Furnaces come typically as gas or oil fired while electricity is required for certain components like the fan motor, etc.

In the summer the fan motor is used to pull air from the return air ducts and blow this through the evaporator coil where chilled refrigerant from the air conditioner extracts heat. In the winter a furnace provides heat by heating a metal object called a heat exchanger. Indoor air is pulled from the return air ducts and blown across the heat exchanger to warm indoor air.

A variable speed fan equipped furnace is ideal. A variable speed fan is more efficient and it keeps the home more comfortable by constantly moving air at a low rate as opposed to a normal "on or off" furnace fan. When using indoor air quality components, a variable speed fan drastically increases their effectiveness.

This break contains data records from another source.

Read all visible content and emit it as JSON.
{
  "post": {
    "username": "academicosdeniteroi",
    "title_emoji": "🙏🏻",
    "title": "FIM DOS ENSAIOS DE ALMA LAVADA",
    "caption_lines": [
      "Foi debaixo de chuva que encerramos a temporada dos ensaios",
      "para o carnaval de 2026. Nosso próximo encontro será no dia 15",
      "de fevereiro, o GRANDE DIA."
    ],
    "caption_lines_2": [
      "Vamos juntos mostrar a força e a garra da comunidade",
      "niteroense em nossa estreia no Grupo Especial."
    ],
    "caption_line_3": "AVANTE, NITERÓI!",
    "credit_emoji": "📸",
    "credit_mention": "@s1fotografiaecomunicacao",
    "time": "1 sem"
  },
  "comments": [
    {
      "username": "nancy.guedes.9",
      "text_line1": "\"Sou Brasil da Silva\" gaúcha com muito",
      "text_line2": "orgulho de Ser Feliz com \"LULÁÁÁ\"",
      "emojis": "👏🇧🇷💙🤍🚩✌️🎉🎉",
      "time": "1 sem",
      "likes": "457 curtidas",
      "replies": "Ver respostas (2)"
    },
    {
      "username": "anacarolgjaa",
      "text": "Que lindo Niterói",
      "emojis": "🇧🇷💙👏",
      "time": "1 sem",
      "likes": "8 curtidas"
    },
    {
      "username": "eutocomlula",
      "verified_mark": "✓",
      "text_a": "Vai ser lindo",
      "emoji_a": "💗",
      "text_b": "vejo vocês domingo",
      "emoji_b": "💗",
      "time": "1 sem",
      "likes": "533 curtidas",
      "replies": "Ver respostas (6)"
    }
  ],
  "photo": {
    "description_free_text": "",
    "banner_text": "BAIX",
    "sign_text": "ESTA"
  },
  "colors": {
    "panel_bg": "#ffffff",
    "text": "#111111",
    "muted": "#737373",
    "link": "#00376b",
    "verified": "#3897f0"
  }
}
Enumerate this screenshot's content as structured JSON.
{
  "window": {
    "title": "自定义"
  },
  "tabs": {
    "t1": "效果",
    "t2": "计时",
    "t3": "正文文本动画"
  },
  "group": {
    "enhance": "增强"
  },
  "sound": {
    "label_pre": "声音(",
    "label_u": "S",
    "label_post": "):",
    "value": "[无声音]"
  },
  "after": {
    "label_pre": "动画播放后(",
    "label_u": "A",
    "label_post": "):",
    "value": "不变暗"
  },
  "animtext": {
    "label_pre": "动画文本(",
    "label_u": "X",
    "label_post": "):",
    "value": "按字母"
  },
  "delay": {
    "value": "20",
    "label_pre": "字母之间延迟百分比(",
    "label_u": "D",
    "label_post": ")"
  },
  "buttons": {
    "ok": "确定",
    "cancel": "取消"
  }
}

Furnace heating efficiency is measured by an Annual Fuel Utilization Efficiency (AFUE) percentage rating. A higher AFUE percentage indicates a more efficient furnace.

The basic components of a furnace are:

  • A burner, through which gas (natural or propane) or oil is delivered and burned.
  • A heat exchanger, where the heat produced from the burning gas is transferred to the air distribution system.
  • A flue or vent pipe, to exhaust byproducts of combustion (such as water vapor and carbon dioxide) to the outside.

An alternative way to heat your home is with a heat pump. Heat pumps are all electric and do not require a fossil fuel source. However a heat pump is not ideal when temperatures dive below 35-40° F. For high efficiency heating, a furnace and heat pump can be combined into a hybrid system. In a hybrid system design, the gas furnace and electric heat pump automatically switch off depending on outside temperature.